The Port of Barcelona
Further south we reached the beautiful Port of Barcelona, where blue but chilly waters lapped on golden sand under the watchful gaze of Mirador de Colom, a monument to Colombus dedicated in 1888 for the Universal Exhibition.
The beach was full of tourists and city-dwellers taking a break and catching some rays. Many were topless, some were playing volleyball and the man selling mojitos was clearly making a mint (pun intended). In some ways it reminded me of Miami but classier. Instead of taking one of the many sailing trips available around the harbour, we took our sore but eager feet past the market stalls and Martini party boats and over the bridge where the wind was a bit blustier but still pleasant.
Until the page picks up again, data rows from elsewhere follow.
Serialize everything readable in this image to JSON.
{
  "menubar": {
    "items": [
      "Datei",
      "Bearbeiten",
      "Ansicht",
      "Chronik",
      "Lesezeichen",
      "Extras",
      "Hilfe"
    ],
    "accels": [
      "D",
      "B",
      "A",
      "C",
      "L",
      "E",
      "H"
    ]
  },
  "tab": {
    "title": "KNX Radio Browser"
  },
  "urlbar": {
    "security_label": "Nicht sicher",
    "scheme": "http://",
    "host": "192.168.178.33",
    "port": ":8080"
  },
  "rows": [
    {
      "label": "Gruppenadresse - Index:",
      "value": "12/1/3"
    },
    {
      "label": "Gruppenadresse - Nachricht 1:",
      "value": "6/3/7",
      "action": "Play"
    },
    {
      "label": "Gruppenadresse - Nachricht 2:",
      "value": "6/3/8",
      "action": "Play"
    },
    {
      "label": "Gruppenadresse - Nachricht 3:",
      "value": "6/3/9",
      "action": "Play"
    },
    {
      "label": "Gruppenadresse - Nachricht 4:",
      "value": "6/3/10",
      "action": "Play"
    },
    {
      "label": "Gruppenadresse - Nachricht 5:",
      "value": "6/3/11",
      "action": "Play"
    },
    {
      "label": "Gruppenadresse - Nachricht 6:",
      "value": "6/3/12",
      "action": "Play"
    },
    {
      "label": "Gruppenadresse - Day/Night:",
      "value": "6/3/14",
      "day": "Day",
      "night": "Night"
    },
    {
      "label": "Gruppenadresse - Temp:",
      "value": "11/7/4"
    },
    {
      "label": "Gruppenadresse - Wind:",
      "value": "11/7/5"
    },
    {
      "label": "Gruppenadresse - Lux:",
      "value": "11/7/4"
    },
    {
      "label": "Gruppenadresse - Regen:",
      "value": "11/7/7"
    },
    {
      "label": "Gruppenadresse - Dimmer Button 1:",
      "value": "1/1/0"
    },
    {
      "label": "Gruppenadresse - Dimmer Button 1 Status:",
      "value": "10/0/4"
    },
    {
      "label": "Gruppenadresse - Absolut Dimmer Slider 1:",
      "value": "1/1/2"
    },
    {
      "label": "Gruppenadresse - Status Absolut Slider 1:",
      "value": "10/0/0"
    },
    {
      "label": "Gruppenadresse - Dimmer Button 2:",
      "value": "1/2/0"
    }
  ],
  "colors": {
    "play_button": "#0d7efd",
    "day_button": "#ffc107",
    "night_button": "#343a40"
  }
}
Around the other side of Barceloneta lay more exquisite 18th century architecture with colourful laundry swinging in the breeze of top story apartments.
Taking the cable car to Montjuic
Strolling back along the beachfront we reached Transbordador Aeri, the cable car across the harbour. It took an hour to queue for but was entirely worth it. The views were breathtaking over the glistening blue waters and magnificent city below us as we bobbled along over the World Trade Centre. On arrival at the Torre de Miramar on Montjuïc mountain we walked up to the Costa i Llobera Gardens and the Parc del Mirador del Poble-Sec. The views from there were equally fantastic but we were eager to ascend higher so began the trek up Montjuic mountain. We grabbed some mini pizza focaccias halfway up and were rewarded for our walk by yet more spectacular vistas from Montjuic castle down to the colourful tetris-like shipping containers in the port below.
The castle itself is majestic and imposing, particularly when one thinks of the atrocities committed to the residents of Barcelona in the early 20th century who were marched up to Montjuic castle never to return to their loved ones down below. This was at a time when anarchists, communists and fascists wrestled for power and the ruling party could change on a weekly basis almost. Turning back to the city, the pink and white rooftops looked brilliant in the late afternoon sunshine between a pastel blue sky and lush green foliage of the park and tress on the hillside.
Montjuic rapidly became my favourite part of Barcelona thus far as we rambled through the Jardins to the 1992 Olympic Park. The stadium was spectacular and despite being 86 years old now, was still in better shape than the London 2012 Olympic stadium at the time of writing! The plaza and fountains outside were grand indeed, especially given the backdrop of the entire city laid out in the distance. We followed the route of the old Montjuic Formula One circuit and dropped down the hill past the spectacular Museu Nacional d’Art de Catalunya where Jodes managed to take the shot of Barcelona she had been obsessing over. From here we walked to the Poble Sec district and had a beer before dinner at Elche where Jodes had booked a table for my birthday. They have made paella there since 1959 and boy was it good – the prawns and mussels were sublime. To my surprise they brought out an amazing chocolate dessert with ice cream and candles that read ’26’ whilst the whole restaurant sang me happy birthday! It was the perfect evening.
By the time we left however, we were running late to make the last showing of La Font Magica, the magical fountains and light show. Sprinting to the steps of the Museu Nacional d’Art we made it in time to see them from afar but chose to sprint further, off the main pathway down a dark hillside track to the bottom. We made it there just as they were finishing, delighted, frustrated, with a couple of blisters and adamant that we would come back later in the trip.